BEGIN Information given

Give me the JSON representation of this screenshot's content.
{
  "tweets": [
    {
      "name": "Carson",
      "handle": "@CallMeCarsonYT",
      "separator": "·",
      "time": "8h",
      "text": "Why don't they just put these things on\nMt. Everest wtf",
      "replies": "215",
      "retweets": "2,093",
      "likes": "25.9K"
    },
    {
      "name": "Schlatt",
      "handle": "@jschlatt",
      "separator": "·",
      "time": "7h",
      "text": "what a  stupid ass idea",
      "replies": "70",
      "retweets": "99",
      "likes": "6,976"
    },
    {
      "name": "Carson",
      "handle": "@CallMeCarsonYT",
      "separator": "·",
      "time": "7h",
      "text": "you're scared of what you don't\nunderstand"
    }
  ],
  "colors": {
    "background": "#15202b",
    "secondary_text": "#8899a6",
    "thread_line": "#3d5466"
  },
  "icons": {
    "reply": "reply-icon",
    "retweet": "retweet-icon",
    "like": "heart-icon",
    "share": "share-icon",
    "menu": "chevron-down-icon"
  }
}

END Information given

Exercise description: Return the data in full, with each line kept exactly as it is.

Completed task:
Give me the JSON representation of this screenshot's content.
{
  "tweets": [
    {
      "name": "Carson",
      "handle": "@CallMeCarsonYT",
      "separator": "·",
      "time": "8h",
      "text": "Why don't they just put these things on\nMt. Everest wtf",
      "replies": "215",
      "retweets": "2,093",
      "likes": "25.9K"
    },
    {
      "name": "Schlatt",
      "handle": "@jschlatt",
      "separator": "·",
      "time": "7h",
      "text": "what a  stupid ass idea",
      "replies": "70",
      "retweets": "99",
      "likes": "6,976"
    },
    {
      "name": "Carson",
      "handle": "@CallMeCarsonYT",
      "separator": "·",
      "time": "7h",
      "text": "you're scared of what you don't\nunderstand"
    }
  ],
  "colors": {
    "background": "#15202b",
    "secondary_text": "#8899a6",
    "thread_line": "#3d5466"
  },
  "icons": {
    "reply": "reply-icon",
    "retweet": "retweet-icon",
    "like": "heart-icon",
    "share": "share-icon",
    "menu": "chevron-down-icon"
  }
}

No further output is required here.